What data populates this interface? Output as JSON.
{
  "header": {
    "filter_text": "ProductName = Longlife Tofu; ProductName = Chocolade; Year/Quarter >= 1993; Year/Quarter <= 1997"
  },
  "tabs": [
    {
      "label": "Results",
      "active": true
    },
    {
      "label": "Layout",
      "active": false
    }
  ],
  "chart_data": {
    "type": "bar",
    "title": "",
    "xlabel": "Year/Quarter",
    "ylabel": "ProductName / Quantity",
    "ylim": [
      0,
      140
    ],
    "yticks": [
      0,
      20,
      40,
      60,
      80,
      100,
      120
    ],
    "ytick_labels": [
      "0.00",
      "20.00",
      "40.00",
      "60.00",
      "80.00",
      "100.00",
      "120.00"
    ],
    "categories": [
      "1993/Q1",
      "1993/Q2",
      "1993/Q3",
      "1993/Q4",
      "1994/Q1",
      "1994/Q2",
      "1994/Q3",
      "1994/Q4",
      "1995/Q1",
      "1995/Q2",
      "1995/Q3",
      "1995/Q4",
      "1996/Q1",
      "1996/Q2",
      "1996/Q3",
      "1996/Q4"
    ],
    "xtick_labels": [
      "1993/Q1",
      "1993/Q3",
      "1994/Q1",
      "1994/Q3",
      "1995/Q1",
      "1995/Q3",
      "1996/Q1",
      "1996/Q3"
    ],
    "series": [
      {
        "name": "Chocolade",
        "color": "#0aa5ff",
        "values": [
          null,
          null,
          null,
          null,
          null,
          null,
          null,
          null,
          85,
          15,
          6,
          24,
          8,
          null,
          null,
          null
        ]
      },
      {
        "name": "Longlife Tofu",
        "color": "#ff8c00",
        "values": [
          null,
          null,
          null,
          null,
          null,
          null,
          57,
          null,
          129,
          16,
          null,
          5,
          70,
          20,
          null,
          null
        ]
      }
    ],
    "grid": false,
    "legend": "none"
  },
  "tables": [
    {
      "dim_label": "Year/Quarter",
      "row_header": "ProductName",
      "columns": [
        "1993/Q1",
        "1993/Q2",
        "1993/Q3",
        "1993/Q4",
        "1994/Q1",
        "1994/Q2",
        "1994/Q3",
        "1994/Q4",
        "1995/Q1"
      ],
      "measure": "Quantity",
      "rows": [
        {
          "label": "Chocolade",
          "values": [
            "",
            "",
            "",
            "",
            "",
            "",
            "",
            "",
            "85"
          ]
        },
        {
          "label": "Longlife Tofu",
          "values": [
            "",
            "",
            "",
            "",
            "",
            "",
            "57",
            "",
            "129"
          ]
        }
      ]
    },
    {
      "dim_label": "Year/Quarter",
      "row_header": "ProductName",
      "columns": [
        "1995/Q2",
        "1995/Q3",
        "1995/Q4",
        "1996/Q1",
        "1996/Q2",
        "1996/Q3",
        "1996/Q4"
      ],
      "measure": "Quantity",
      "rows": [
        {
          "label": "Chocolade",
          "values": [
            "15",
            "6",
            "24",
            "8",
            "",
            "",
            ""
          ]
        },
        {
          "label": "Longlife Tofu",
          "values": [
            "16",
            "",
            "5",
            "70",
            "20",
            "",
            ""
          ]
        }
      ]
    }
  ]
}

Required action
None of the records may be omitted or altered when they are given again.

Task solution
What data populates this interface? Output as JSON.
{
  "header": {
    "filter_text": "ProductName = Longlife Tofu; ProductName = Chocolade; Year/Quarter >= 1993; Year/Quarter <= 1997"
  },
  "tabs": [
    {
      "label": "Results",
      "active": true
    },
    {
      "label": "Layout",
      "active": false
    }
  ],
  "chart_data": {
    "type": "bar",
    "title": "",
    "xlabel": "Year/Quarter",
    "ylabel": "ProductName / Quantity",
    "ylim": [
      0,
      140
    ],
    "yticks": [
      0,
      20,
      40,
      60,
      80,
      100,
      120
    ],
    "ytick_labels": [
      "0.00",
      "20.00",
      "40.00",
      "60.00",
      "80.00",
      "100.00",
      "120.00"
    ],
    "categories": [
      "1993/Q1",
      "1993/Q2",
      "1993/Q3",
      "1993/Q4",
      "1994/Q1",
      "1994/Q2",
      "1994/Q3",
      "1994/Q4",
      "1995/Q1",
      "1995/Q2",
      "1995/Q3",
      "1995/Q4",
      "1996/Q1",
      "1996/Q2",
      "1996/Q3",
      "1996/Q4"
    ],
    "xtick_labels": [
      "1993/Q1",
      "1993/Q3",
      "1994/Q1",
      "1994/Q3",
      "1995/Q1",
      "1995/Q3",
      "1996/Q1",
      "1996/Q3"
    ],
    "series": [
      {
        "name": "Chocolade",
        "color": "#0aa5ff",
        "values": [
          null,
          null,
          null,
          null,
          null,
          null,
          null,
          null,
          85,
          15,
          6,
          24,
          8,
          null,
          null,
          null
        ]
      },
      {
        "name": "Longlife Tofu",
        "color": "#ff8c00",
        "values": [
          null,
          null,
          null,
          null,
          null,
          null,
          57,
          null,
          129,
          16,
          null,
          5,
          70,
          20,
          null,
          null
        ]
      }
    ],
    "grid": false,
    "legend": "none"
  },
  "tables": [
    {
      "dim_label": "Year/Quarter",
      "row_header": "ProductName",
      "columns": [
        "1993/Q1",
        "1993/Q2",
        "1993/Q3",
        "1993/Q4",
        "1994/Q1",
        "1994/Q2",
        "1994/Q3",
        "1994/Q4",
        "1995/Q1"
      ],
      "measure": "Quantity",
      "rows": [
        {
          "label": "Chocolade",
          "values": [
            "",
            "",
            "",
            "",
            "",
            "",
            "",
            "",
            "85"
          ]
        },
        {
          "label": "Longlife Tofu",
          "values": [
            "",
            "",
            "",
            "",
            "",
            "",
            "57",
            "",
            "129"
          ]
        }
      ]
    },
    {
      "dim_label": "Year/Quarter",
      "row_header": "ProductName",
      "columns": [
        "1995/Q2",
        "1995/Q3",
        "1995/Q4",
        "1996/Q1",
        "1996/Q2",
        "1996/Q3",
        "1996/Q4"
      ],
      "measure": "Quantity",
      "rows": [
        {
          "label": "Chocolade",
          "values": [
            "15",
            "6",
            "24",
            "8",
            "",
            "",
            ""
          ]
        },
        {
          "label": "Longlife Tofu",
          "values": [
            "16",
            "",
            "5",
            "70",
            "20",
            "",
            ""
          ]
        }
      ]
    }
  ]
}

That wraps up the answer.